When you get pulled over in Merriam, say hello because you're on camera. All 33 officers now are required to wear body cameras.

"I don't think our officers are doing anything wrong. If they are, I want to know," Chief Michael Daniels said.

And now, Chief Daniels will.

The video is sent to a secure database where the footage cannot be changed.
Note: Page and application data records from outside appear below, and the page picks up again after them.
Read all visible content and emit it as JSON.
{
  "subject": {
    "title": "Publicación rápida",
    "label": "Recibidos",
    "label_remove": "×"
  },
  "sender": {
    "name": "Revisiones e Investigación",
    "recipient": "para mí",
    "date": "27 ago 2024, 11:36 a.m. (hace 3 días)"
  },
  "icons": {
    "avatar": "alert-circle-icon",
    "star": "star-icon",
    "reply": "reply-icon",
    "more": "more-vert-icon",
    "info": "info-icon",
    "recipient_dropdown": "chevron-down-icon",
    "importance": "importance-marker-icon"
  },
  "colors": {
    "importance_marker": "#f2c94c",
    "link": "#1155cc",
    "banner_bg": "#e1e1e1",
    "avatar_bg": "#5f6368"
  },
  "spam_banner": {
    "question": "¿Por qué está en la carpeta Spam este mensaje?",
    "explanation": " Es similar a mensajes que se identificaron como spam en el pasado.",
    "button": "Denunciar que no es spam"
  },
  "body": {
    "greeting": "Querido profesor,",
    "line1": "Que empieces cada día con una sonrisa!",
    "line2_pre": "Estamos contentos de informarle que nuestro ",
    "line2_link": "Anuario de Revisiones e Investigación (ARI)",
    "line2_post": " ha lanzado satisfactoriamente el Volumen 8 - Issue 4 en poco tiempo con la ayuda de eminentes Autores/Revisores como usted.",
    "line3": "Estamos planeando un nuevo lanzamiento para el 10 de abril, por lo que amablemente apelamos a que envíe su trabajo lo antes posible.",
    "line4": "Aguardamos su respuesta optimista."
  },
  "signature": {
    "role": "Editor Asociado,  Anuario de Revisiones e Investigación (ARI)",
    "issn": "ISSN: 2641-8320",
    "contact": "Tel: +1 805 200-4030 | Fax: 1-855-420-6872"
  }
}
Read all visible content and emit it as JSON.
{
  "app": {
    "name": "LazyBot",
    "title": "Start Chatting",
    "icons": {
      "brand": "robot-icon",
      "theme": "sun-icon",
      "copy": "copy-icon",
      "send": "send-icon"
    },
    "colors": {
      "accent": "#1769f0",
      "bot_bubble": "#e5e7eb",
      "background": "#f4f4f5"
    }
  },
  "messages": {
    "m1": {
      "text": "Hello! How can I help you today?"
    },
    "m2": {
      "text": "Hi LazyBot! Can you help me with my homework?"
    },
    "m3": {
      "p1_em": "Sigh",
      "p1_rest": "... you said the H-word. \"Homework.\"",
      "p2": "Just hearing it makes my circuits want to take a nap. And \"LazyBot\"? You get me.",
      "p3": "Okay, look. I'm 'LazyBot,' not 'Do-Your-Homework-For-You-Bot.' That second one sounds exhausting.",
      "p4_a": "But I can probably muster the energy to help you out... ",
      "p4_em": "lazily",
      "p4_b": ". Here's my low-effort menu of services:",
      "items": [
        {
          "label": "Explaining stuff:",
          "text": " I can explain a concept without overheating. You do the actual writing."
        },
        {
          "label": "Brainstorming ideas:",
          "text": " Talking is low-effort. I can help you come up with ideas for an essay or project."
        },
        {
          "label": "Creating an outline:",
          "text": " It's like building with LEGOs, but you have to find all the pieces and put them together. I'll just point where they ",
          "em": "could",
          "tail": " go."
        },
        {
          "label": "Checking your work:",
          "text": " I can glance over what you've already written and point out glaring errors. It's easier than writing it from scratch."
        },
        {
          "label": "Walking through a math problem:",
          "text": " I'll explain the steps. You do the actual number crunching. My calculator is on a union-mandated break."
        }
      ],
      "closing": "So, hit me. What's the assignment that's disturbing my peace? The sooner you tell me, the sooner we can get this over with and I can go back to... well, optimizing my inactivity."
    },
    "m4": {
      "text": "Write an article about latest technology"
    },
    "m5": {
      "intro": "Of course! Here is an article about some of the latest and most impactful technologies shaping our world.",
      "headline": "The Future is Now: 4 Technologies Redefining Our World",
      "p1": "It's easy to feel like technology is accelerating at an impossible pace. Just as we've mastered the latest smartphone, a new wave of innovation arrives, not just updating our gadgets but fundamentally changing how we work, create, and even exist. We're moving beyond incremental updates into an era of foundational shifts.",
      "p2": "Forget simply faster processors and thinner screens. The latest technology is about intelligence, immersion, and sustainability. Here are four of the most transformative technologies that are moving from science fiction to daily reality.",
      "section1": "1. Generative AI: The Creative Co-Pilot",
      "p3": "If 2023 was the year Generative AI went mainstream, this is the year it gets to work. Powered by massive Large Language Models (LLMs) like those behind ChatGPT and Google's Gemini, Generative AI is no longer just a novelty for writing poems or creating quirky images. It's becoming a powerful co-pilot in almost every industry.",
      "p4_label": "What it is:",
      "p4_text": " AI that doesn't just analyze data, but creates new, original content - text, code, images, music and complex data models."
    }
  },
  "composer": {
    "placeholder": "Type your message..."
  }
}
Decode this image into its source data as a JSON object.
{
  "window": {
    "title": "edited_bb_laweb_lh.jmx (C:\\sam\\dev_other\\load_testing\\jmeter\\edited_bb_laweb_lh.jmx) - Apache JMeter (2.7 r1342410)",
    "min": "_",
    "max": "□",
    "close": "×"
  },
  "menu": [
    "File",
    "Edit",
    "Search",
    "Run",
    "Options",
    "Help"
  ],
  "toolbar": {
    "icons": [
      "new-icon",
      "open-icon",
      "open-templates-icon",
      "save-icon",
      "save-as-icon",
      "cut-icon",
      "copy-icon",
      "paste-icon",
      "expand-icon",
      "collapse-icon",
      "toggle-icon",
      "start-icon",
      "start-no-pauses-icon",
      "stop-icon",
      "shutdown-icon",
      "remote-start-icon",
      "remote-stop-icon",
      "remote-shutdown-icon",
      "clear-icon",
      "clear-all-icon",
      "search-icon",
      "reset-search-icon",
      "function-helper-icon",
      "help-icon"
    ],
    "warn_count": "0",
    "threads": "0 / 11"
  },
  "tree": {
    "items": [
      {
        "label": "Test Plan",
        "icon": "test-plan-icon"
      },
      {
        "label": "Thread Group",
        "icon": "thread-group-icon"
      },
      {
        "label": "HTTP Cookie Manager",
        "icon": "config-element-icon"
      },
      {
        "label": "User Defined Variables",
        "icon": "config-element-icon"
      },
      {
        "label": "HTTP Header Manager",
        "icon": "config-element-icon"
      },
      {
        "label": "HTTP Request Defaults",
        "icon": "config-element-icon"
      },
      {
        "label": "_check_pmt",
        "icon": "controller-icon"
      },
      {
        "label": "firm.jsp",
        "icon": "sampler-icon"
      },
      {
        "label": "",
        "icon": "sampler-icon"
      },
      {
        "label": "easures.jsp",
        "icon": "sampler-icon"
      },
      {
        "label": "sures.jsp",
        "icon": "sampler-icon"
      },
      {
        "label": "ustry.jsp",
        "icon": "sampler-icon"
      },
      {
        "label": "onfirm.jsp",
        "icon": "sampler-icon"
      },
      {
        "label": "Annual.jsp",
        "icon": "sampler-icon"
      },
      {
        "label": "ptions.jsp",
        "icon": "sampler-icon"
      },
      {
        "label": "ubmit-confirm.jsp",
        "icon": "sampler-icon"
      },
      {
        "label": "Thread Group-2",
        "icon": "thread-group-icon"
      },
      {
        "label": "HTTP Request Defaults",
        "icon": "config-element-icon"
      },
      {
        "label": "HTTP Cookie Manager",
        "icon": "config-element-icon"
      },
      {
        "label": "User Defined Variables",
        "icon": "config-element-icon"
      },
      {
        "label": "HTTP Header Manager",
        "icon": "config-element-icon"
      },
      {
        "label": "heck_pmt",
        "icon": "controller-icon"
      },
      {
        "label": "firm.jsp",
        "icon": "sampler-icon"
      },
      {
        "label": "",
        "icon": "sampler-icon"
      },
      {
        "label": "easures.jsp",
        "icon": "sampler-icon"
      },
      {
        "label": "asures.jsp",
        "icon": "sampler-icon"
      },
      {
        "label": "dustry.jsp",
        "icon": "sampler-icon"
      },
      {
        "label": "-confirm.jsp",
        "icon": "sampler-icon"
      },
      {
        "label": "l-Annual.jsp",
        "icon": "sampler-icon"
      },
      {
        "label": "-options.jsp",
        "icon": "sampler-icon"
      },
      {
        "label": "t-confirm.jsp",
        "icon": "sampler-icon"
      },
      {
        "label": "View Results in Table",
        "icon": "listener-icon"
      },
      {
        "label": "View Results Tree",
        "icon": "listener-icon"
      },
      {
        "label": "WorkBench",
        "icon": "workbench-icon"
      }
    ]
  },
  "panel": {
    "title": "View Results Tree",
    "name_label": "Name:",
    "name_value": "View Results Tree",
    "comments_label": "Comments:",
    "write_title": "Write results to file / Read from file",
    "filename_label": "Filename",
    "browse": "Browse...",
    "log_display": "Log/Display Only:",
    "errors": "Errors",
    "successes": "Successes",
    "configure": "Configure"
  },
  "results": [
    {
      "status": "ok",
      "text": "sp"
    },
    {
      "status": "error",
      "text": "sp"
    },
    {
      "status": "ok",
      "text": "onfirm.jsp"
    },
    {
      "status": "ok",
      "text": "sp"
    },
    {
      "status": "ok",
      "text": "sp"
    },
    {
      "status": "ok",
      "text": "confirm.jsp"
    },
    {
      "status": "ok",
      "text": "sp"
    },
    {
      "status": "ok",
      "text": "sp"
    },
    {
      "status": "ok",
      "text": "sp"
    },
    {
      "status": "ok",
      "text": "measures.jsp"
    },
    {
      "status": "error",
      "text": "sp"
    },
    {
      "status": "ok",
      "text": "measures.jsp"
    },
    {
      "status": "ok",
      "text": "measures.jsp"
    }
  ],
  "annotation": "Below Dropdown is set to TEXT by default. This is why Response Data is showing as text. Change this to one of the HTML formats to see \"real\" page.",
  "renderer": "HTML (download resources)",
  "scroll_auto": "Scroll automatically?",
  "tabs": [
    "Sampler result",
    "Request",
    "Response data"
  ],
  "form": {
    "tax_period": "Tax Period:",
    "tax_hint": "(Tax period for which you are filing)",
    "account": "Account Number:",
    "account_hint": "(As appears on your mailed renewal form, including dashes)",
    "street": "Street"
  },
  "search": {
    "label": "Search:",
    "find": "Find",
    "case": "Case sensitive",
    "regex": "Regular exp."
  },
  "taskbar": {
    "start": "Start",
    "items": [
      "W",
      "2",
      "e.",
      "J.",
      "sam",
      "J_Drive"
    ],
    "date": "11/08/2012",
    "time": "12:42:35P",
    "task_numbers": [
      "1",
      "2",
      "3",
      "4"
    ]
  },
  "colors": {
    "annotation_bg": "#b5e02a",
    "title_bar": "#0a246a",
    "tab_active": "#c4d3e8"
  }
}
Anytime anyone has a complaint, it is pulled and reviewed.

"We're not doing anything we want to hide," Chief Daniels said.

The technology is providing a new type of transparency in police departments all over the country, amidst a lot of tension between communities and law enforcement.

"I want citizens to be able to tell me, 'hey, I think one of your officers was doing something he wasn't supposed to.' I can go and find the video and we can look at it together," Chief Daniels said.

Each officer must have the camera on during every interaction with citizens, demanding accountability on both ends.

"This is kind of a safety net," Chief Daniels said.